Comparing Film and Digital Photography

Chris Ford

Comparing film and digital photography is like comparing apples to oranges. Film has its purpose and so does digital. These days, the quality of a digital image has been perfected to such a point that it's impossible to ignore the medium as a working photographer. Film, on the other hand, has a rendering quality that stands out from the rest. A lot of professional photographers still use this medium for their personal work, and it shows. Below, I've highlighted a few pros and cons of each medium; you can decide which one is right for you.


Digital Photography has been perfected to a precision. The images a digital sensor pumps out are done with a machine-like perfection. Crisp, clean, and consistent. People argue that film has a greater exposure latitude than digital, but I don't buy into that argument. If you shoot your images in RAW, there's a wide range of error correction before any major film quality is noticed. Digital color is marginal, at best. Tweaking the colors on Photoshop can help, but it can never render them the same as film. Lastly, without getting into details, digital rendering of highlights is not good; digital, however, captures shadow detail nicely. 
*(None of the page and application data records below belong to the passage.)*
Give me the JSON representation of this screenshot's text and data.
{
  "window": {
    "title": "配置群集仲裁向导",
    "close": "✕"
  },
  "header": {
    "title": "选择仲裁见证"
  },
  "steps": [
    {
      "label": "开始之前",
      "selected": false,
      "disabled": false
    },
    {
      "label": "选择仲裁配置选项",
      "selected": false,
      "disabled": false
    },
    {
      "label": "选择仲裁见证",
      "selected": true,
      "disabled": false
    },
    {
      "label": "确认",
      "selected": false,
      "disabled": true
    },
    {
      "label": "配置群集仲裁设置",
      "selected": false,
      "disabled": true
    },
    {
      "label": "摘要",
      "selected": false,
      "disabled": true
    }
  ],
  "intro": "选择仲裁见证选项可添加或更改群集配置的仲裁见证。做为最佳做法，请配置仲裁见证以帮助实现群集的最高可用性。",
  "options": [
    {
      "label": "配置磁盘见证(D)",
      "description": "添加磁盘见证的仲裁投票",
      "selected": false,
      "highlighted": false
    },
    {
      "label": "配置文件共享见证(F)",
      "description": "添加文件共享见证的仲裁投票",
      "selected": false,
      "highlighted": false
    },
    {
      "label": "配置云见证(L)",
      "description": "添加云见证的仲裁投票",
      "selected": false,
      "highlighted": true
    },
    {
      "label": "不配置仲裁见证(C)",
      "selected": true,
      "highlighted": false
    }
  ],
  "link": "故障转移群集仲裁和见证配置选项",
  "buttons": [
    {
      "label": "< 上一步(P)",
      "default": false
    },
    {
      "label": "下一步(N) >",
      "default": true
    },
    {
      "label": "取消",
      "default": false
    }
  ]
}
Unlike Digital, film's ability to capture light is unpredictable and often imperfect--its biggest strength in my opinion. These imperfections give film a wonderful look and feel that's hard to explain in words. Secondly, film captures depth and color much more vividly than a digital sensor. If you ever have wondered why some people's photo have so much depth, most likely they're using film. Film has its drawbacks, however. It's expensive, more time consuming, and learning it takes a lot of effort. It makes economical and practical sense why almost all of the non-professional, and even professional world has moved away from film. 


Excusing the informality of the two photos below, see if you can pick out which one is produced digitally and through film--I think you'll be able to. Both work, but, personally, I like the rendering of one better than the other.